13.30 Local Conservation and Heritage Communities of World Heritage Site Old Rauma
The origin of the internationalization of Old Rauma and its later inscription to the World Heritage List in 1991 is in the Nordic Wooden Town project carried out in the early 1970s. That project was a turning point for local conservation and the recognition of unique cultural heritage values: functional diversity and liveliness in a historic setting. In 1976, the municipality, together with some local associations, established the Old Rauma Foundation for securing the financial issues of conservation of the building sites, which were mostly owned by private people and used for residential and commercial purposes. Prior to this, local people had already established the Old Rauma association in 1974.
The community partially initiated the preservative town plan from 1981 that highlighted conservation but also demolition and rebuilding of more recent building structures.
Despite wide community participation for a preservative town plan, and its vital role in the selection of Old Rauma as the first historic town to be nominated to the tentative list over Old Porvoo, the World Heritage nomination process completely lacked any form of local consultation. The sites nominated to the tentative list were selected by only a small group of national heritage experts.
Perhaps due to this process, the conservation of Old Rauma World Heritage site still runs on two parallel paths; on one hand, the local community contributes to daily conservation of the still mainly privately owned building and also looks after the objectives of functional diversity and liveability. On the other hand, the national heritage authorities, jointly with ICOMOS Finland, monitor and outline the conservation and development activities in the World Heritage area and its buffer zone, and expect them to be treated secondary to the goals of integrity and authenticity with regard to the historic townscape.

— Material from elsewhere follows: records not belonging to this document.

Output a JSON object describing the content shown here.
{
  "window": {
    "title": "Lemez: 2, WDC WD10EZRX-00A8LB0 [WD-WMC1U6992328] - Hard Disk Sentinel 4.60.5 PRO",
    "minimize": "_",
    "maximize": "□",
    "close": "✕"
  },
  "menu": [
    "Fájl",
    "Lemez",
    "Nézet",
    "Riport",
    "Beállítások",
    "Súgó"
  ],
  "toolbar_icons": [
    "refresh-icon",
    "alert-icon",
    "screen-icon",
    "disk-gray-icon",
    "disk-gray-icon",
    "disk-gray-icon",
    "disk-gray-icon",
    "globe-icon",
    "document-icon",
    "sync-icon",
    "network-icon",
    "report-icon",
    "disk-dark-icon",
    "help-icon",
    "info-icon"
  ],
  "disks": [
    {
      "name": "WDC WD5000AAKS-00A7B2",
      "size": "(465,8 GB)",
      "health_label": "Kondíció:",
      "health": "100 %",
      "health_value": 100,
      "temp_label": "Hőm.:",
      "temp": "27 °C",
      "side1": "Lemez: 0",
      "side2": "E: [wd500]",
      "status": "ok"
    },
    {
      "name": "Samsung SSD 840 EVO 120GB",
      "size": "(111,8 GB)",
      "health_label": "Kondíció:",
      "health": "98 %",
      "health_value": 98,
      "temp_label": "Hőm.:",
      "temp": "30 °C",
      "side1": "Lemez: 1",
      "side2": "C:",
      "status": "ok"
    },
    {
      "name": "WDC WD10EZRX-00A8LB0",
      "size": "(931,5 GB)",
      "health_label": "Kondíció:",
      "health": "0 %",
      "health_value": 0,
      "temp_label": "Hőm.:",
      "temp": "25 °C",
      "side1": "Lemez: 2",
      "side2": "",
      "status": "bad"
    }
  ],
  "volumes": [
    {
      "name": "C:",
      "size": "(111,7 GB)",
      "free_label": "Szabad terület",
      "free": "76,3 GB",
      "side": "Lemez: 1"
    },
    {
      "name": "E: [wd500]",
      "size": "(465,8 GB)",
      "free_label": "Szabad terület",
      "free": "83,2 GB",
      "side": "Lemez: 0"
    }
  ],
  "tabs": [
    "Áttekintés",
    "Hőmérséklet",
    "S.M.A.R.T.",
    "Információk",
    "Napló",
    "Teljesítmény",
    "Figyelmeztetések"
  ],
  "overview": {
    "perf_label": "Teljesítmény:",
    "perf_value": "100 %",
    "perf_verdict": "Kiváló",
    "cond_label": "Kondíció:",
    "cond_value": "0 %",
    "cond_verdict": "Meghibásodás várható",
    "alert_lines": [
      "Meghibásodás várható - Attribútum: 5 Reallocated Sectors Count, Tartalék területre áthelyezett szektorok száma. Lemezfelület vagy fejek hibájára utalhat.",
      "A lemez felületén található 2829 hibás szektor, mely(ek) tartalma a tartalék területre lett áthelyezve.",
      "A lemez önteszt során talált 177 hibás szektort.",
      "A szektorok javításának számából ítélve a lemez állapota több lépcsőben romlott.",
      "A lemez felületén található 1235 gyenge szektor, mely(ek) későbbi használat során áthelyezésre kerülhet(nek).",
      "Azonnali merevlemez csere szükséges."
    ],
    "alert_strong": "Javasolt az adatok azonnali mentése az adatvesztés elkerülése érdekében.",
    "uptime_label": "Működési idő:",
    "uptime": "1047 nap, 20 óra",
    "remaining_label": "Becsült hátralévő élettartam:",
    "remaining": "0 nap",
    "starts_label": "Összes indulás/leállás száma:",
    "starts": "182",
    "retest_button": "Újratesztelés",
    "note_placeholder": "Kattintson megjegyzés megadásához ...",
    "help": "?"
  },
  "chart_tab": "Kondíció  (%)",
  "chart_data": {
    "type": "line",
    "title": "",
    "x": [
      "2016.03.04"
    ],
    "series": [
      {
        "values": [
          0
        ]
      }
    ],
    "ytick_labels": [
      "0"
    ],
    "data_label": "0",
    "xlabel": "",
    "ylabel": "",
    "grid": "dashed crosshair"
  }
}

When looking at local communities, the social significance of cultural heritage is at the centre of discourse. For example, exploring and mapping the cultural experiences of a local community has become ever more important. In the background, there is more than the idea of cultural sustainability, resident-oriented building conservation, and the residents’ own understanding of the importance of this heritage: an idea of the communal nature of cultural heritage. Selecting something as cultural heritage is an expressly collaborative process that is attached to the approved perspectives and interpretations of the cultural heritage community. In addition, questions about who selects cultural heritage, in what way and why, are at the centre.
Community activities conducted on the basis of interests that trigger interpretations and activities for protecting the area are a form of landscape stewardship. If community stewardship could be harnessed for enhancing functional diversity and liveliness, in line with built heritage conservation, the protection of sites that have been set aside from cultural heritage communities, but are themselves worthy of preservation, can get a greater portion of public resources.
The question is therefore, above all, about the definition of cultural environment and cultural heritage and the negotiated interplay between officials and residents. Culturally and socially sustainable conservation stems from local heritage values, fitted into the universal ones in the case of a World Heritage Site. The nature of local values is intangible, but they intertwine with tangible objects. Local values are a key factor in conservation and when included in authorized conservation goals they can empower local people to act for their heritage. When excluded, they can alienate local people from those goals.